■ What the task requires ■
In the records that follow, find each line with "description" and pull it out.

::::::::

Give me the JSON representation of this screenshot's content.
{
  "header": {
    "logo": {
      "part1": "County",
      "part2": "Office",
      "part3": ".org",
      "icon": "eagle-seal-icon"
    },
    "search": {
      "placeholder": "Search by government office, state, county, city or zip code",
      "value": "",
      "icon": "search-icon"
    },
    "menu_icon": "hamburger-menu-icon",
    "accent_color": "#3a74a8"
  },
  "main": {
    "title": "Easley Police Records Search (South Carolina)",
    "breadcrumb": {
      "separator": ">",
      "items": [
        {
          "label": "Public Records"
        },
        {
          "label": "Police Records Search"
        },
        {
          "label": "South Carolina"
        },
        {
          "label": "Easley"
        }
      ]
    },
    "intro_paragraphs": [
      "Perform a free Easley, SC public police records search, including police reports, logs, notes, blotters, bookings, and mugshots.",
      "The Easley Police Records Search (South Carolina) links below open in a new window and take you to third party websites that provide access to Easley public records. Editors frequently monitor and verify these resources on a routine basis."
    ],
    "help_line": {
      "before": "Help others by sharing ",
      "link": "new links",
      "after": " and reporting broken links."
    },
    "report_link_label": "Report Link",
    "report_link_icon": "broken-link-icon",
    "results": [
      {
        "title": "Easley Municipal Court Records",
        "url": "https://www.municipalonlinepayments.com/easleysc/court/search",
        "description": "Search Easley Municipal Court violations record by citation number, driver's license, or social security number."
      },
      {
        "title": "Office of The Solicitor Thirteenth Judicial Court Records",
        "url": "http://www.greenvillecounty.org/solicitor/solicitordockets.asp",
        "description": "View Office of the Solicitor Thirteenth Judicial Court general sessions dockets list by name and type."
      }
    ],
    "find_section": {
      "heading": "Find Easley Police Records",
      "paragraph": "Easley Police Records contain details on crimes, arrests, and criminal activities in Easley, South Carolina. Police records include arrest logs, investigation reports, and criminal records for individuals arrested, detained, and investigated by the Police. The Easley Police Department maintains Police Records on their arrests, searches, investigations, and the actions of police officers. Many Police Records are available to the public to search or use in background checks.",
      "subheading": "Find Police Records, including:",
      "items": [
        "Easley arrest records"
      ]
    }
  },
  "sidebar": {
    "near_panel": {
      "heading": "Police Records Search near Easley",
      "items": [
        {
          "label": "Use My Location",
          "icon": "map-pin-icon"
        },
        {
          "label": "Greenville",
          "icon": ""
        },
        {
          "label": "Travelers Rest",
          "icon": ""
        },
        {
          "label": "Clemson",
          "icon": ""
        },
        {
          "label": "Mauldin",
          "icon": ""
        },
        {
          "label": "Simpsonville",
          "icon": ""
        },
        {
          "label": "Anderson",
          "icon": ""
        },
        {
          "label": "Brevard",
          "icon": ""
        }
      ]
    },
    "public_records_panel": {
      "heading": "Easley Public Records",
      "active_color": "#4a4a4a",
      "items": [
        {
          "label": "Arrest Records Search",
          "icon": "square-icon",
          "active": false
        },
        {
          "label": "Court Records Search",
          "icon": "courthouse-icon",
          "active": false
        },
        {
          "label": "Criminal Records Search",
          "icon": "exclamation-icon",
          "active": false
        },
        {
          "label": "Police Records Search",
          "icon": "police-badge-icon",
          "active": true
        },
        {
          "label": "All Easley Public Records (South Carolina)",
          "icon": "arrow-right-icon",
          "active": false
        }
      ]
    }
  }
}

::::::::

■ Solution ■
        "description": "Search Easley Municipal Court violations record by citation number, driver's license, or social security number."
        "description": "View Office of the Solicitor Thirteenth Judicial Court general sessions dockets list by name and type."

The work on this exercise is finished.